▶ INPUT DATA:
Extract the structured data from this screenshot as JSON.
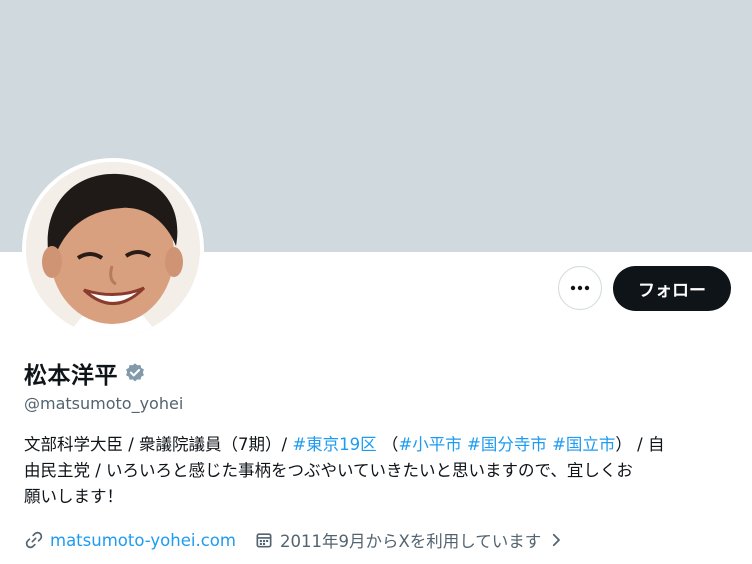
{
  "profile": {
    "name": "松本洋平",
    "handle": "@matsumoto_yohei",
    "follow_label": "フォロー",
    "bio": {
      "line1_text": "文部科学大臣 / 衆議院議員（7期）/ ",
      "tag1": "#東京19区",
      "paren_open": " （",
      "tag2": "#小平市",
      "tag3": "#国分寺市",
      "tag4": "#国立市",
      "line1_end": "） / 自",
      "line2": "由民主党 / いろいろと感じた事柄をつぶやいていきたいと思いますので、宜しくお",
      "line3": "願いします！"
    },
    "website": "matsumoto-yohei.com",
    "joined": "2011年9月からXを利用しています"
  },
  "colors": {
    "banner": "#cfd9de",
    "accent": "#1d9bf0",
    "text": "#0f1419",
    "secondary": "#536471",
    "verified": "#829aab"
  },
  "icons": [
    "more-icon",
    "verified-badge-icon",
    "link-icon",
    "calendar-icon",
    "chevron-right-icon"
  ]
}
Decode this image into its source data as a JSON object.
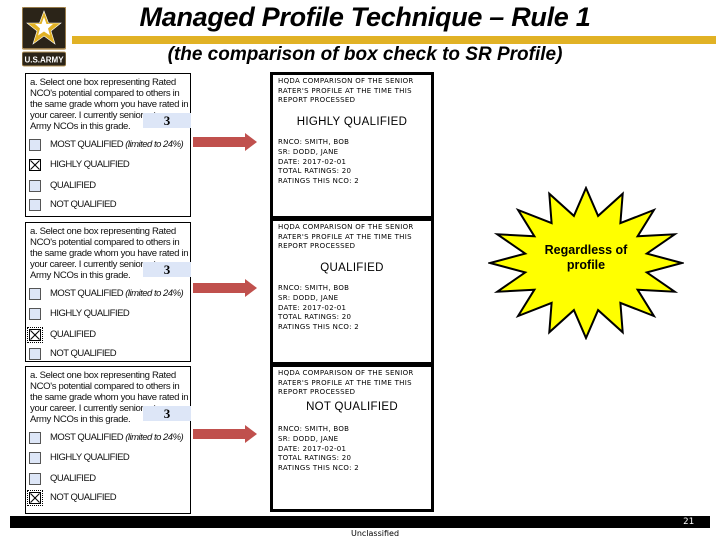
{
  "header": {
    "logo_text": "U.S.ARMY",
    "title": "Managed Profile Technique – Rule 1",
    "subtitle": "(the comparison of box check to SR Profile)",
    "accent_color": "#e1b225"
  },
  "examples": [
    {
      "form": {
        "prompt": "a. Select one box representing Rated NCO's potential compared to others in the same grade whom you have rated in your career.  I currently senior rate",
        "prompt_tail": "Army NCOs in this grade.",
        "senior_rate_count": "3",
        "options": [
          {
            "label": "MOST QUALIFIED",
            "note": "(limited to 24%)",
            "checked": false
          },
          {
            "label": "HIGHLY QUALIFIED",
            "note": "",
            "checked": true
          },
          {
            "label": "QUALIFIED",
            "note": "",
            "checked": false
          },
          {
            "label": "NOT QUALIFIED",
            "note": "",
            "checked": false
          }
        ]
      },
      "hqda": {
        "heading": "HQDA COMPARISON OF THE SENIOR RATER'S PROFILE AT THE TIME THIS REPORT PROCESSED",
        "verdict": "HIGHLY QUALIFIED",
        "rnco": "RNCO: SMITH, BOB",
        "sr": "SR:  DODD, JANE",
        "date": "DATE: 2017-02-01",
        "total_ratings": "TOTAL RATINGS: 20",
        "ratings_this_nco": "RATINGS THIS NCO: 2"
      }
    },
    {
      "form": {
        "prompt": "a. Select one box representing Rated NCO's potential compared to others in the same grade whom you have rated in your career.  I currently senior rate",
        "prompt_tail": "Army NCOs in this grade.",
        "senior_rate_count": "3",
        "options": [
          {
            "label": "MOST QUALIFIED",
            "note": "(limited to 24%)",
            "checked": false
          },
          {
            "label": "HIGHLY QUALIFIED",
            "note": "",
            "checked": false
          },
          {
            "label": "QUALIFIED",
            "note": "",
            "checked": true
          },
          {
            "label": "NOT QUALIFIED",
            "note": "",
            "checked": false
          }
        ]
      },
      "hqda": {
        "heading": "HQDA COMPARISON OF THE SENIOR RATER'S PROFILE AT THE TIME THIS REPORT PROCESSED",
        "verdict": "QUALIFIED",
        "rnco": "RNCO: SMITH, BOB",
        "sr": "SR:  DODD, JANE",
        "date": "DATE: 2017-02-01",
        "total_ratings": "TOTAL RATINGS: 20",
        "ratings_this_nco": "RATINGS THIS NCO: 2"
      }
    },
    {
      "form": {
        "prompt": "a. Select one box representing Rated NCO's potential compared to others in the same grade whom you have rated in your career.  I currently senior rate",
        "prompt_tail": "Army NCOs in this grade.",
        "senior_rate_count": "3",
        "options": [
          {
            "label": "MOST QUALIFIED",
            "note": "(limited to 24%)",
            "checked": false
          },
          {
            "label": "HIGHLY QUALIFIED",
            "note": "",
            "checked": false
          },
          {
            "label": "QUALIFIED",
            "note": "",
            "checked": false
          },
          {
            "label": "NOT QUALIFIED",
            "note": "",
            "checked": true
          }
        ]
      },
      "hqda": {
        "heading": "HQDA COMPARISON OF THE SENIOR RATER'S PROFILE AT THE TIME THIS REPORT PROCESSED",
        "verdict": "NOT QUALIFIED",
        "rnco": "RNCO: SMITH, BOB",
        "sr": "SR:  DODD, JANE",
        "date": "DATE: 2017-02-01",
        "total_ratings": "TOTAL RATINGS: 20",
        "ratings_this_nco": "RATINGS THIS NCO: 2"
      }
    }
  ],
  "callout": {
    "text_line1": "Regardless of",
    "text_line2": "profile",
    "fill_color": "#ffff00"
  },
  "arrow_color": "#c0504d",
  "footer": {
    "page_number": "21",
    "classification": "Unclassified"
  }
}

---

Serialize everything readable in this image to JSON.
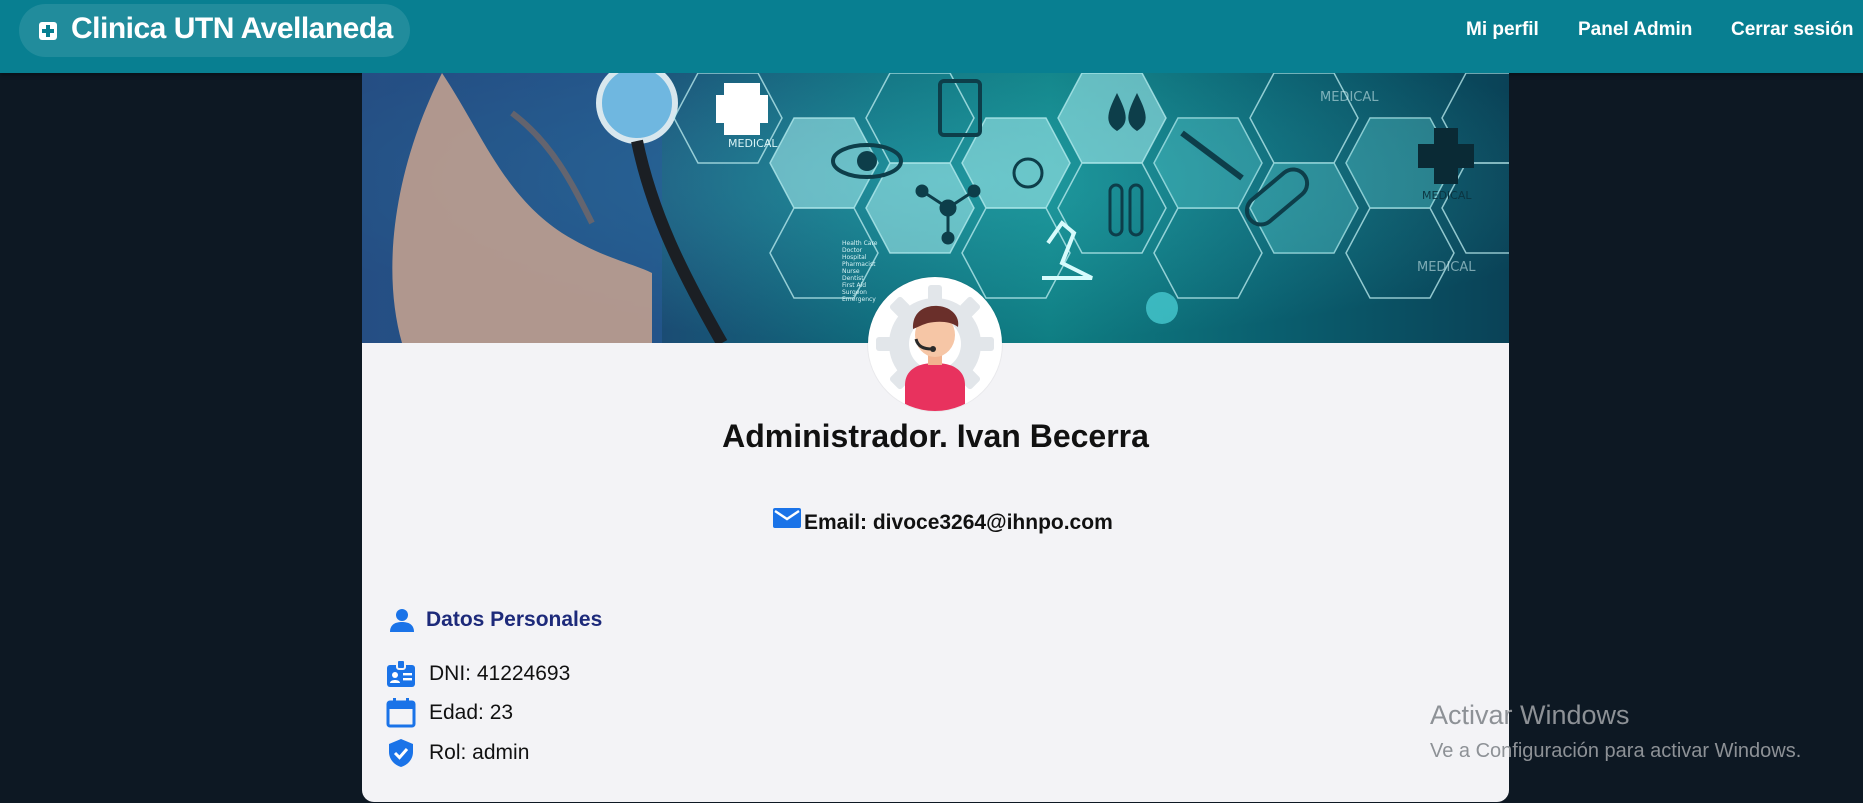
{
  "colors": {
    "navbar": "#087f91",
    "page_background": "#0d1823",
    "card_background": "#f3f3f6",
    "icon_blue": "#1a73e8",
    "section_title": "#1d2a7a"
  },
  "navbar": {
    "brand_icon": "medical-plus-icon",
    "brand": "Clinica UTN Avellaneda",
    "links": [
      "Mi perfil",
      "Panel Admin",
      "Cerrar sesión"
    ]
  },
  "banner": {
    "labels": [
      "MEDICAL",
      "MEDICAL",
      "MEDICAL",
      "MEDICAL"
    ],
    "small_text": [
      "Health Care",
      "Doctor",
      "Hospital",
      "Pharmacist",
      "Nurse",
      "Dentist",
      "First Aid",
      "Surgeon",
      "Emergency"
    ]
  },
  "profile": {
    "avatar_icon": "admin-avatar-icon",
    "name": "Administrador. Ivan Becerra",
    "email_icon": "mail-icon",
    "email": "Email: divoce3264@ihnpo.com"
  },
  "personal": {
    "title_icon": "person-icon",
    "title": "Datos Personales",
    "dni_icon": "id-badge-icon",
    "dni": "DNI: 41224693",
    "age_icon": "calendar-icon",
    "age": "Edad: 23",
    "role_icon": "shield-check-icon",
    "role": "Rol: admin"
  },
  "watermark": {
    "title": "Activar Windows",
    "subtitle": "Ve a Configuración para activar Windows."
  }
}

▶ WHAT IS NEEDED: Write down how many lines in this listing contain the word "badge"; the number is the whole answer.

▶ ANSWER TO THE PROBLEM: 2